Cristina Mazzoni, author of the very cool, very new, She-Wolf: The Story of a Roman Icon, bids happy birthday to Rome – and explains how the she-wolf became a potent symbol over the course of the past 2,763 years.
On April 21, Rome’s birthday is celebrated; this year, it is the city’s 2763rd. Tradition tells that, on this day in 753 bce, twin brothers Romulus and Remus—descendants of the Trojan refugee Aeneas—decided to found their own city. When Romulus built his walls on the Palatine Hill, Remus mocked and jumped over them; Romulus, provoked, killed him and remained Rome’s sole founder. It is from him that the Eternal City takes its name, as we all know. (But do we? According to another legend, it was a Trojan woman, Rhome, who named the city: with the help of her women friends, she forced the refugees she traveled with—including her own husband—to settle at the bend of the Tiber River by burning their ships.)
April 21 celebrates the founding of a city born of the second most famous fratricide in the west. But the artistic representations of Rome’s birth rarely focus on Romulus building his walls, or on Remus ridiculing them—much less on the fratricide itself. Rather, the birth of Rome is almost always illustrated with a scene that took place some eighteen years earlier: A wild she-wolf nursing twin baby boys. Legend says that a female wolf—lupa, in Latin—rescued Romulus and Remus from the Tiber River where they had been abandoned by their great uncle (he had usurped his brother’s throne and feared his descendants’ revenge). The she-wolf, sent by the twins’ father Mars, suckled the babies until they were found by a herdsman. Once grown, Romulus and Remus returned Alba Longa’s throne to its rightful king before going on to found their own city.
Some accounts claim that the she-wolf was actually a woman, a prostitute in fact, because lupa in Latin means both she-wolf and whore. This bond between females of the human and the lupine species—based on allegedly shared traits such as insatiable lust and an aggressively protective motherliness—has inspired representations of the Roman nurse such as the Lavazza coffee ad pictured above: The she-wolf is a voracious, sexy woman, as well as a fiercely maternal one.
Popular she-wolf images are typically inspired by the best-known she-wolf: the Lupa Capitolina. For centuries this bronze statue belonged to the pope and marked Rome as his; but since 1870 especially, she has symbolized Rome’s secular politics. The fascist regime saw in the beast the indomitable and nationalistic spirit of the Italian people (it was Mussolini who declared April 21 a national holiday); but the Capitoline She-Wolf is also the symbol of the A.S. Roma soccer team, traditionally working class and politically leftist.

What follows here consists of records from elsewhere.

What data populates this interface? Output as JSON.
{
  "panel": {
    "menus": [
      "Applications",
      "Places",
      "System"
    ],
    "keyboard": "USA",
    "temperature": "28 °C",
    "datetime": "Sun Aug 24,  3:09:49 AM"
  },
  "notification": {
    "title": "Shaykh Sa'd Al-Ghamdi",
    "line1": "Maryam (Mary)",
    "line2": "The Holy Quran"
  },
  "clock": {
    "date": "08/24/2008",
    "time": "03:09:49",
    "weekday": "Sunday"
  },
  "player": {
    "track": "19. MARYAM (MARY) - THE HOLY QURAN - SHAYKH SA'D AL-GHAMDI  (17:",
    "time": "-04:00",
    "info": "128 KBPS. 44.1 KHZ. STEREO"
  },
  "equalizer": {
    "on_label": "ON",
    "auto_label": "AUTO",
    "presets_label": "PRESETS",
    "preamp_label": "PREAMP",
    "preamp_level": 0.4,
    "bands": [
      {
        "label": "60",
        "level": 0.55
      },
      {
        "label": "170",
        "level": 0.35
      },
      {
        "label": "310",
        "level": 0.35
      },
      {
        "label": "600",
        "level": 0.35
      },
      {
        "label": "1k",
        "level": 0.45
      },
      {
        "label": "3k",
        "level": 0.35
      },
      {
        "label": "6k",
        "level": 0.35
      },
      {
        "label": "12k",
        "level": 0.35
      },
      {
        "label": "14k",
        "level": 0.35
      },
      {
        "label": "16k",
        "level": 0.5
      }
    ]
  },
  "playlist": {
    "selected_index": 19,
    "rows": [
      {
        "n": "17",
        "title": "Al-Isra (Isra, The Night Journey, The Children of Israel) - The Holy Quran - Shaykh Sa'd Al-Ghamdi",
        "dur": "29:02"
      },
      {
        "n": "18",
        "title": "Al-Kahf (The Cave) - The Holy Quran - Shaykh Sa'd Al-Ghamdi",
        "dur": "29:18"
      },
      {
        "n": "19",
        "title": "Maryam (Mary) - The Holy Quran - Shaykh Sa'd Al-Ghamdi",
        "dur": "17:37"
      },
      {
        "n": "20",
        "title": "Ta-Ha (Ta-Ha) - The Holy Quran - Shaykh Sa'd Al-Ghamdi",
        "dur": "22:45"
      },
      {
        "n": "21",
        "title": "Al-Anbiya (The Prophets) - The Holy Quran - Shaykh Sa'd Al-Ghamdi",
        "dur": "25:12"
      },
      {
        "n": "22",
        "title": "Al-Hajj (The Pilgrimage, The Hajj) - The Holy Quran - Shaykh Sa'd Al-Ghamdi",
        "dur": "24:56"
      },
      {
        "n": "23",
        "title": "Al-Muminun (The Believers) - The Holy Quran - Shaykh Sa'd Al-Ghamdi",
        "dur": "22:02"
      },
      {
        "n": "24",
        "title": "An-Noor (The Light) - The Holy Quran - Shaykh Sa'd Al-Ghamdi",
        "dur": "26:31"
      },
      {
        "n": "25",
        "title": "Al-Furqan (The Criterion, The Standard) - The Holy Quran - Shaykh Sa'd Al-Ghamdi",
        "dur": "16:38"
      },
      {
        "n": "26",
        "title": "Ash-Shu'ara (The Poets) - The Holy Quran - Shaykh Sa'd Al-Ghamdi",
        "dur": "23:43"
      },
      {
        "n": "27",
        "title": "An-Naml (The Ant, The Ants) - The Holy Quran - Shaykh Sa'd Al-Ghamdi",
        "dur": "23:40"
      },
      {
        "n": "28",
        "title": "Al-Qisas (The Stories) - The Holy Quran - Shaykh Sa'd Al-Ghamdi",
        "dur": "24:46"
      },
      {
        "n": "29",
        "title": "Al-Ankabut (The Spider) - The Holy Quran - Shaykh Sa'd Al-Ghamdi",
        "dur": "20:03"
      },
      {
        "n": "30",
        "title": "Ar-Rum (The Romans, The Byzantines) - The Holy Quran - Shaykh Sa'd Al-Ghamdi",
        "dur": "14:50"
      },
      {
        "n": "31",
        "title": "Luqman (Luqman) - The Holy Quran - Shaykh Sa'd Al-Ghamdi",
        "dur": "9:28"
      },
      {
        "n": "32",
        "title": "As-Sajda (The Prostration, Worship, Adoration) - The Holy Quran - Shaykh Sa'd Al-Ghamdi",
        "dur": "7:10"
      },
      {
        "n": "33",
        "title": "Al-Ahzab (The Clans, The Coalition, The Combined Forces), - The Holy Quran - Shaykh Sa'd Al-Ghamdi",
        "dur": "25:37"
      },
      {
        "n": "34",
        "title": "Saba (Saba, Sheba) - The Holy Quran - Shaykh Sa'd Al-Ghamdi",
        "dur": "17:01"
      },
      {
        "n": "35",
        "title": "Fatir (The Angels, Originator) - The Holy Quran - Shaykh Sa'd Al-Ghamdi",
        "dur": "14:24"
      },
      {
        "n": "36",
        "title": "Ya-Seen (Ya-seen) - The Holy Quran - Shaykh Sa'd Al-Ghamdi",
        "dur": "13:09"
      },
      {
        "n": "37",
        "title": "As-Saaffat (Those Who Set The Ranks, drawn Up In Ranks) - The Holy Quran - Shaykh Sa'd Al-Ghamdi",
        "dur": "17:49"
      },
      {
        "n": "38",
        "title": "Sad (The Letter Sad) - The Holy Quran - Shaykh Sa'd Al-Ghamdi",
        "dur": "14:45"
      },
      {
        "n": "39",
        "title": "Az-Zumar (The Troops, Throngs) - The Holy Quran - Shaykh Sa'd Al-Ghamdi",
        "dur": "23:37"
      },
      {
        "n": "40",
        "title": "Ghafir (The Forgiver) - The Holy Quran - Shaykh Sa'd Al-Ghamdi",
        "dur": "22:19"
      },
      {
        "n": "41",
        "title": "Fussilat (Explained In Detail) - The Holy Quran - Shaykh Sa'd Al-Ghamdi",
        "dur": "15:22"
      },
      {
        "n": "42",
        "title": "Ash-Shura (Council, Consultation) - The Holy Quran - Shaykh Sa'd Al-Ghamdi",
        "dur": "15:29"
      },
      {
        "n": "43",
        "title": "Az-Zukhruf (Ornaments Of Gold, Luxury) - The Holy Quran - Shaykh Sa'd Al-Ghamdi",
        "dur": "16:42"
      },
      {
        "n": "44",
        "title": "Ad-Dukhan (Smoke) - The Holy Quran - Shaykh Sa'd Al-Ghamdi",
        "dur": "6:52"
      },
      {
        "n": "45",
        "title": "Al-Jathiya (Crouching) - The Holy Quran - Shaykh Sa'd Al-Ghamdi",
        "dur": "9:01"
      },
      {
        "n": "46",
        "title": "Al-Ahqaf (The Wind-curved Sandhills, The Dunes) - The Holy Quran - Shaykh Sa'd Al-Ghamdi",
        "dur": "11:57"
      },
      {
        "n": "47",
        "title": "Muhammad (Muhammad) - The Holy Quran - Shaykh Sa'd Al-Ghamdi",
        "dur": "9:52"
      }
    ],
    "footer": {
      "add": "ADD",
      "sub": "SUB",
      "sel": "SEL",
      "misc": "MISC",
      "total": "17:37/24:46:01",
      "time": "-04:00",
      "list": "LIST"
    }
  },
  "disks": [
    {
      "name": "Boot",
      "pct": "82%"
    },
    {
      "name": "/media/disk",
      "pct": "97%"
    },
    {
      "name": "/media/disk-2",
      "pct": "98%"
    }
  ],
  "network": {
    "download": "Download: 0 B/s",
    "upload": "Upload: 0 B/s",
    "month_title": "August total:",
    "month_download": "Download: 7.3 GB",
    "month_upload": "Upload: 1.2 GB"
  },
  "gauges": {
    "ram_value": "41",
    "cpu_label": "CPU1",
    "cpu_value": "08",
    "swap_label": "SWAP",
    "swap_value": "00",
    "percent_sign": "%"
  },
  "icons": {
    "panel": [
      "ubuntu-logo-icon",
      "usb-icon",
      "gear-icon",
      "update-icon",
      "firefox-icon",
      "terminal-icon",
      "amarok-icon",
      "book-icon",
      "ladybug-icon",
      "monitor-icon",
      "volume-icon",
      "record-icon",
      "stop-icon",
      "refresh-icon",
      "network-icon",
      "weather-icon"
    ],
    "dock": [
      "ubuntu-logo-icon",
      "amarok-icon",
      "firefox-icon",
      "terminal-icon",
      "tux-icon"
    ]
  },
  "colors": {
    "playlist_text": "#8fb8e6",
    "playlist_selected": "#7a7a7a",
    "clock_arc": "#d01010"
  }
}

A beast full of contradictions, the Roman lupa is enduring precisely because of her ability not only to tell a lengthy and complicated story, such as the foundation of Rome, within a simple and compelling image; but also because this nursing beast embodies, in this same, simple shape, multiple perspectives and ideals: the Roman she-wolf is a protective mother, jealous of her own, and yet her lust makes her sexually available to anyone—as the wolf-clad woman in the coffee ad attests; she represents the most public and unique of events, the birth of Rome, even as she performs a private and recurring act—breastfeeding; she is the indigenous totem of the Roman people, and yet the babies she feeds are of uncertain genealogy: milk rather than blood, is what makes Romans who they are.
The she-wolf’s ultimate meaning is as hard to hold onto as the legendary beast herself, who slips away into the forest just as soon as she is found.